Sanctuary head Hul Mara told The Post on May 20 that from January 1 to May 20, rangers were constantly finding illegally built structures and land encroachment.
“Nobody was arrested and sent to court. We are constantly cracking down on offences because when a cottage was demolished in one place, offenders would move to another location,” he said.
Chea Hean, director of the environmental watchdog Anti-Corruption, Natural Resource Protection and Civil Rights Protection, said the sanctuary and Kirirom National Park suffered daily deforestation and land grabbing although rangers regularly patrolled the areas. Offenders always changed locations to disguise themselves as poor people.
“This is not encroachment by poor people. These cottages are built by traders who used the poor as a front. At first sight, the cottages look like they were built by poor people. In fact, they are not – traders grab the land for sale,” he said.
Hean urged the authorities to enforce the law more strictly.

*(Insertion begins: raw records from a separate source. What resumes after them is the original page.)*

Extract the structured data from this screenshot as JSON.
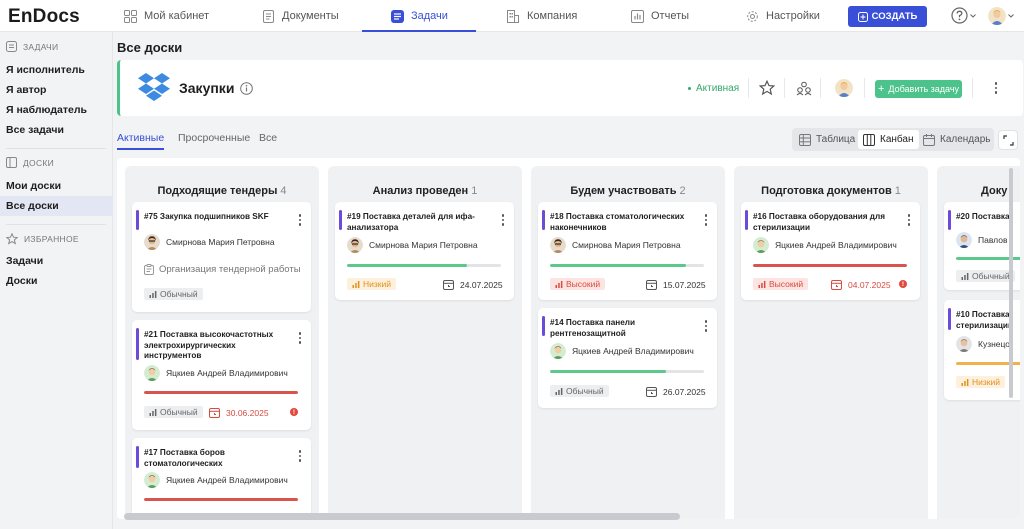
{
  "app": {
    "logo": "EnDocs"
  },
  "nav": [
    {
      "label": "Мой кабинет",
      "icon": "grid-icon"
    },
    {
      "label": "Документы",
      "icon": "document-icon"
    },
    {
      "label": "Задачи",
      "icon": "tasks-icon",
      "active": true
    },
    {
      "label": "Компания",
      "icon": "building-icon"
    },
    {
      "label": "Отчеты",
      "icon": "chart-icon"
    },
    {
      "label": "Настройки",
      "icon": "gear-icon"
    }
  ],
  "header": {
    "create_label": "СОЗДАТЬ"
  },
  "sidebar": {
    "tasks_section": "ЗАДАЧИ",
    "tasks": [
      "Я исполнитель",
      "Я автор",
      "Я наблюдатель",
      "Все задачи"
    ],
    "boards_section": "ДОСКИ",
    "boards": [
      "Мои доски",
      "Все доски"
    ],
    "favorites_section": "ИЗБРАННОЕ",
    "favorites": [
      "Задачи",
      "Доски"
    ]
  },
  "page": {
    "title": "Все доски"
  },
  "board": {
    "name": "Закупки",
    "status": "Активная",
    "add_task_label": "Добавить задачу",
    "accent_color": "#4cc38a"
  },
  "tabs": [
    "Активные",
    "Просроченные",
    "Все"
  ],
  "views": [
    "Таблица",
    "Канбан",
    "Календарь"
  ],
  "columns": [
    {
      "title": "Подходящие тендеры",
      "count": "4",
      "cards": [
        {
          "title": "#75 Закупка подшипников SKF",
          "assignee": "Смирнова Мария Петровна",
          "subtask": "Организация тендерной работы",
          "priority": "Обычный",
          "priority_level": "normal"
        },
        {
          "title": "#21 Поставка высокочастотных электрохирургических инструментов",
          "assignee": "Яцкиев Андрей Владимирович",
          "progress": 1.0,
          "progress_color": "#d9534f",
          "priority": "Обычный",
          "priority_level": "normal",
          "date": "30.06.2025",
          "overdue": true
        },
        {
          "title": "#17 Поставка боров стоматологических",
          "assignee": "Яцкиев Андрей Владимирович",
          "progress": 1.0,
          "progress_color": "#d9534f"
        }
      ]
    },
    {
      "title": "Анализ проведен",
      "count": "1",
      "cards": [
        {
          "title": "#19 Поставка деталей для ифа-анализатора",
          "assignee": "Смирнова Мария Петровна",
          "progress": 0.78,
          "progress_color": "#5cc98b",
          "priority": "Низкий",
          "priority_level": "low",
          "date": "24.07.2025"
        }
      ]
    },
    {
      "title": "Будем участвовать",
      "count": "2",
      "cards": [
        {
          "title": "#18 Поставка стоматологических наконечников",
          "assignee": "Смирнова Мария Петровна",
          "progress": 0.88,
          "progress_color": "#5cc98b",
          "priority": "Высокий",
          "priority_level": "high",
          "date": "15.07.2025"
        },
        {
          "title": "#14 Поставка панели рентгенозащитной",
          "assignee": "Яцкиев Андрей Владимирович",
          "progress": 0.75,
          "progress_color": "#5cc98b",
          "priority": "Обычный",
          "priority_level": "normal",
          "date": "26.07.2025"
        }
      ]
    },
    {
      "title": "Подготовка документов",
      "count": "1",
      "cards": [
        {
          "title": "#16 Поставка оборудования для стерилизации",
          "assignee": "Яцкиев Андрей Владимирович",
          "progress": 1.0,
          "progress_color": "#d9534f",
          "priority": "Высокий",
          "priority_level": "high",
          "date": "04.07.2025",
          "overdue": true
        }
      ]
    },
    {
      "title": "Доку",
      "cards": [
        {
          "title": "#20 Поставка",
          "assignee": "Павлов",
          "progress": 1.0,
          "progress_color": "#5cc98b",
          "priority": "Обычный",
          "priority_level": "normal"
        },
        {
          "title": "#10 Поставка стерилизации",
          "assignee": "Кузнецо",
          "progress": 1.0,
          "progress_color": "#f0b24a",
          "priority": "Низкий",
          "priority_level": "low"
        }
      ]
    }
  ]
}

“If we enforce the law and arrest offenders, the crimes will end. But the authorities and specialists remain lenient, only making them sign a letter promising not to repeat their offence and then set them free. This would only embolden offenders,” he said.
In response, Mara explained that specialists could not arrest offenders because they had fled before officers arrived at the scene.
“The offenders do not dare come near us. When we go to a place, they flee, leaving the cottages behind. We burn the structures and reclaim the land for the state,” he said.